Night softly falls around my tiny house and seeps into the small spaces between the curtain panels. I raise my eyes to watch the blades of the fan whirring with great sweeps of its deep shadow. I recall the umpteen browser windows that I had open as I searched for the perfect ceiling fan for my tiny house. It seemed critical at the time, though I cannot recall what importance I attached to each of its features.
Such decisions now seem insignificant. My mother’s face has long since begun to fade, but I can picture the smile she might give me and hear the throaty laugh which would herald my insistence that we keep searching. The perfect pantsuit in eighth grade; earrings for high school graduation; an apartment when I couldn’t bear to live at home — she trudged along as I hunted time and time again. She knew me when I could earnestly plow through a thesaurus to find a verb which meant this, not that, and certainly not the other.
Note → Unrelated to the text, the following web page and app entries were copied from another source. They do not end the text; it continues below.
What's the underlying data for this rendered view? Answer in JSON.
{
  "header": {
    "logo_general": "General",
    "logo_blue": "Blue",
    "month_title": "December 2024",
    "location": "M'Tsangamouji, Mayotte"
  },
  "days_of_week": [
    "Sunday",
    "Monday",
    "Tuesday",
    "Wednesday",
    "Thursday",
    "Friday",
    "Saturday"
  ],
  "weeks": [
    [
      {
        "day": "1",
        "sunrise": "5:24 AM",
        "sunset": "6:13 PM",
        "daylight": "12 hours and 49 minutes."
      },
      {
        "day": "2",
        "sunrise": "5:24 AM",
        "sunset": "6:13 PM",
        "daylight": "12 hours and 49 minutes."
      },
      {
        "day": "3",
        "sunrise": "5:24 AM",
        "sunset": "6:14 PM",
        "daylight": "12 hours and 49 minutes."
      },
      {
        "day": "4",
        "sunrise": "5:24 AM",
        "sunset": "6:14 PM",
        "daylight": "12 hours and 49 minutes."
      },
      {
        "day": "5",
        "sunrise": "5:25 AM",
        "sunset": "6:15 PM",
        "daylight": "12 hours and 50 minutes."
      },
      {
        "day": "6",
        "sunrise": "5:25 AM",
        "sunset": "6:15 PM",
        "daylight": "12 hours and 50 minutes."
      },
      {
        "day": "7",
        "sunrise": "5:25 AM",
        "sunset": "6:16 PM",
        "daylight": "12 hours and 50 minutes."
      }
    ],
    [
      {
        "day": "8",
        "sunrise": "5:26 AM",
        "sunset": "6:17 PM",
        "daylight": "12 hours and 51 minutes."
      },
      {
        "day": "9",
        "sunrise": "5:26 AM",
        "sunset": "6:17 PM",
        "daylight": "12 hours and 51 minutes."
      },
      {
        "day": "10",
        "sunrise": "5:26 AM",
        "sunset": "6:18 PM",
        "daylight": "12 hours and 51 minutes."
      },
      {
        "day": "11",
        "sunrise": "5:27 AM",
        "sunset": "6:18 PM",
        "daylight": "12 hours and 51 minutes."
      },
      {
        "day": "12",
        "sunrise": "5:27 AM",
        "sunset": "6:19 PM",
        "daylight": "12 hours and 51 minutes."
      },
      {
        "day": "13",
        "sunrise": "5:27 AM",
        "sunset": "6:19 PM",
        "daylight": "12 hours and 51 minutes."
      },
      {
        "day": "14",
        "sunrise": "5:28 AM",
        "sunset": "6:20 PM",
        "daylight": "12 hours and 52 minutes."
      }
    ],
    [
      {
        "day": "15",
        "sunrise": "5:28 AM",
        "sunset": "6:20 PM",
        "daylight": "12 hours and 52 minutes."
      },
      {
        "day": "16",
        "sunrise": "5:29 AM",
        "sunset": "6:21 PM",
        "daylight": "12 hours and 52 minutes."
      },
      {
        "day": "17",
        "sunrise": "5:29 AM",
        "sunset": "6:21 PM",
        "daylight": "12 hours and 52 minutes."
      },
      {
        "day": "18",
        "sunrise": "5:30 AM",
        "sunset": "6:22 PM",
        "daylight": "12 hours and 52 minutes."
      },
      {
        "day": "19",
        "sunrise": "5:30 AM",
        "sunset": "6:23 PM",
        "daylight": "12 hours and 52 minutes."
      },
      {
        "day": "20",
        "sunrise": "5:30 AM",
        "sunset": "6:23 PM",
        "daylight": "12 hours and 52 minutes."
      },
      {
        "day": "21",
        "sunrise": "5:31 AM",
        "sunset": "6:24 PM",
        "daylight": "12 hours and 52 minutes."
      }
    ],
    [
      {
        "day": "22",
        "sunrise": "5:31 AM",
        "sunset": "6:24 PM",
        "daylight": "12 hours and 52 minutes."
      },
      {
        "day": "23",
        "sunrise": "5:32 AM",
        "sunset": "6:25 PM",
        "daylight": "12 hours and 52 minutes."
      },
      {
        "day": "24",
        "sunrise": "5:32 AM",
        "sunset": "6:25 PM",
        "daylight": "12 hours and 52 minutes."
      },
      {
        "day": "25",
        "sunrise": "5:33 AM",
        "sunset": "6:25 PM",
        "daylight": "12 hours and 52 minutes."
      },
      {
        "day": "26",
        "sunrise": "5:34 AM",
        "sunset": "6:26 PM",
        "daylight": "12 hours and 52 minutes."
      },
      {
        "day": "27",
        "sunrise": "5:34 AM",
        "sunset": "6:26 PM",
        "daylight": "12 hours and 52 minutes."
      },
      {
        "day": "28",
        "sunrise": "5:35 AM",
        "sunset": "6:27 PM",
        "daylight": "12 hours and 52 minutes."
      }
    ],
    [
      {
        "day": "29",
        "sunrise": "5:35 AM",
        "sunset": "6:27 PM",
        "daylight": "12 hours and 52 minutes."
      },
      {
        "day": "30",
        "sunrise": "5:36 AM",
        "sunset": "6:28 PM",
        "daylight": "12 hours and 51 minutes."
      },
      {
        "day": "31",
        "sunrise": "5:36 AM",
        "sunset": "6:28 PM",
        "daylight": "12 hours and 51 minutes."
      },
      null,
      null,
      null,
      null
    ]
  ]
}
One day, she would opine, one day you will write a book, and we will be so proud of you.
My mother did not expect me to marry or have children, yet I have done both since her death. She probably would not have been surprised to see each of my three marriages fail, and she certainly could have predicted my clumsy parenting. But she never doubted that I would publish.
Mother once spent an entire afternoon at her workplace typing my poetry for me. She encouraged me to pursue writing contests and publication opportunities that I later learned had no credibility. When the St. Louis Globe-Democrat hired me as a youth reporter, she overlooked its conservative bent and eagerly cut each clipping with my by-line. She framed the two essays which I sold to the Christian Board of Publications for one of their magazines, and when the Eads Bridge selected three of my poems, she took me out to lunch to celebrate.
Time passed, and my dreams of being a writer receded. I succumbed to the advice of supposedly sage teachers who thought I should ‘learn a trade’. I sowed a few unfortunate wild oats that did not come to harvest; wasted two years on a non-Masters track PhD that lost its funding before I could sit for my dissertation; and unceremoniously wandered through law school. For the next twenty-five years, I wrote nothing grander than the occasional Letter to the Editor.
When I found blogging, I somehow hit my stride. I spent ten years sending out weekly Saturday Musings, compiling a staggering library of more than 520 entries.
Over the last four years, I have channeled my mother’s belief in my success as I steadily edited a selection of those essays into a book. Still, I would not have finished the project if my sister Joyce Corley had not received the torch of encouragement which my mother handed to her when Mother died in 1985. Now that book finally has been completed. Anyone who thought I should be a “real writer” has been vindicated, not least my mother, my first and best cheerleader save one.
The gathering of darkness on the California Delta has finished. Its gentleness surrounds my tired bones. I will put down this computing pen and rest, knowing that I have done what I set out to do. I hope my mother would be proud, to say nothing of my sister, to say nothing of my son. They all knew me when this book lived only in the mist of dreams. Now it has assumed solid form. I dedicate it to them, and to my little brother, your friend and mine, Stephen Patrick Corley. I love them all more than words can say.
Mary Corinne Teresa Corley
The Missouri Mugwump™